Can it be tracked through your P and L –– Revenues? Gross Profit? Profit Margin?

Or is it harder to quantify –– Client satisfaction? Agent satisfaction?

Quantifying the qualitative is far harder to track, but it is more important than the quantitative.

The Mentality of Scaling

Scaling requires a new mentality –– you are no longer DIRECTLY in control of the user experience and you have to make peace with a loss of control.

Scale means you cannot touch 100% of the transaction 100% of the time, like you were accustomed to as an individual agent. Accept this as fact or burnout quickly.

Properly implemented scale means that clients will have a great experience without ever meeting you at all!

You cannot scale without a shift in how you approach your business. You have to let go and trust that others are better at it than you are.

You have to have a rapid response function available to handle problems that you didn’t know were brewing.

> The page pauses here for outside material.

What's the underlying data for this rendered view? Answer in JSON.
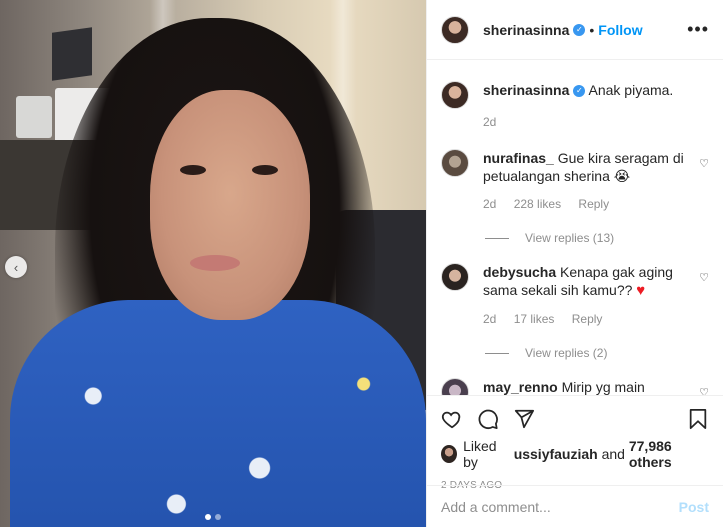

You have to accept the problems that come with scale.

You have to learn to teach and empower, not just to do it yourself or hope that your team somehow magically gets it right.

The Skills of Scale

Scaling requires new skills.

You need to transition from sales to management.

Real estate promotes its best agents and tries to make them brokers –– but offers ZERO instruction on how to do so. No other industry does this in the way that real estate does.

Abdication is not a successful long term management strategy.  

If you try to do both sales AND management, both will suffer and you will end up with the worst of all worlds –– all of the expense of a big organization and none of the people around to help carry the burden.

No one in real estate gets management training.

Other Random Thoughts on Scaling

If you start, you pretty much have to keep going. Scaling partially is the least beneficial thing you can do. You have to see it through.

Scaling means speaking (i.e. marketing) to people you do not know and convincing them that you are the person who can best help them. In other words, you need a powerful and unique message.

Failure is fatal if you don’t learn the correct lesson.

Stuff unravels at an insane rate of speed –– what takes years to build can fall apart in minutes. And the bigger it is, the faster it unravels.

You cannot be fearful of mistakes and successfully scale. But you also can’t fail repeatedly and not learn the correct lessons. If you want to scale, thicken the skin, but ditch the ego.

That which you work on today will pay you back at a later date that is well over the horizon.

Your critics will not see the connection between the work and the results and will question your efforts.

Invest as much as possible in ‘evergreen’ things (i.e. –– long life spans.)

If you invest in anything that has a finite life, your investment will also have a finite life.

A season is not a business cycle. Measure your results over longer periods of time to gain insight into whether or not you are succeeding.

The Most Important Thought on Scaling

The final big thought on scaling is –– in order to successfully scale, you have to work on the systems that fix the problems, not the problems themselves.